signing statement, written comment issued by the executive of a government when signing a bill into law. In the United States, such statements have traditionally been comparatively neutral declarations commenting on a piece of legislation in one of several ways: addressing the needs a given law serves, instructing subordinates on its implementation, making favorable comments, or disagreeing with a portion of the law. Signing statements have been used by presidents at least as far back as Andrew Jackson; some contend that James Monroe issued similar opinions. Occasionally presidents have, through signing statements, asserted their ability to disregard provisions of a law of which they disapproved or which they deemed unconstitutional.
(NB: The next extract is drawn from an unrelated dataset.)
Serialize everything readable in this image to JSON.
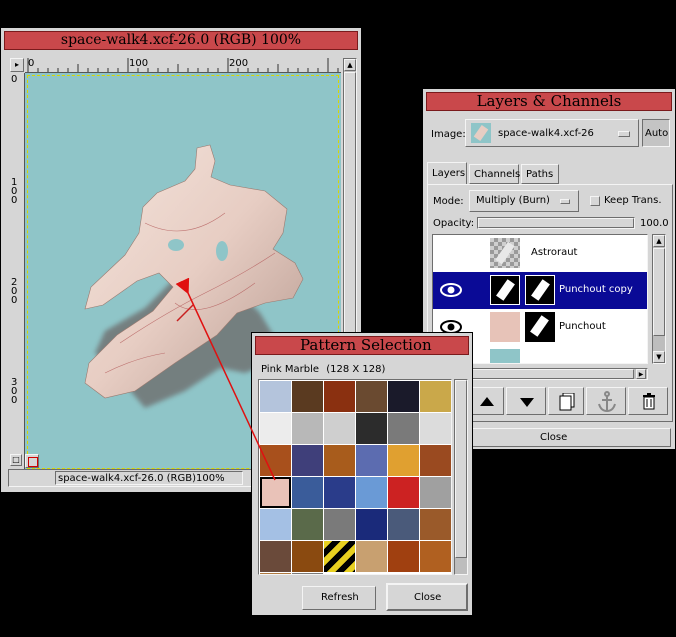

There was a considerable increase in the number of signing statements issued during the Reagan administration, a time in which these devices began to be used by the president to shape and influence laws and thus expand presidential power. All subsequent presidents, particularly Bill Clinton, have also issued many of these statements.
Signing statements did not generally become controversial, however, until the presidency of George W. Bush, who raised constitutional objections to more than 1,100 provisions of 160 pieces of legislation. In doing so, Bush contended that the president has the right not to enforce provisions of a law that he believes conflict with the Constitution. While Justice Dept. officials have upheld the legality of signing statements, many citizens, legislators, and legal scholars objected, asserting that signing statements amount to illegal line-item vetoes (see veto) that Congress cannot override. In mid-2006 a bipartisan panel of the American Bar Association condemned President Bush's use of signing statements, maintaining that they often flouted the constitutional separation of powers, undermined the rule of law, and set a potentially harmful precedent. A 2007 study by the nonpartisan Government Accountability Office was also critical of Bush's signing statements, stating that they had been employed to circumvent numerous laws. The opinions of the ABA and GAO did not alter the use of signing statements by President Bush, and the issue remains one of the most contentious of the Bush administration.
See P. J. Cooper, By Order of the President: The Use and Abuse of Executive Direct Action (2002).
The Columbia Electronic Encyclopedia, 6th ed. Copyright © 2012, Columbia University Press. All rights reserved.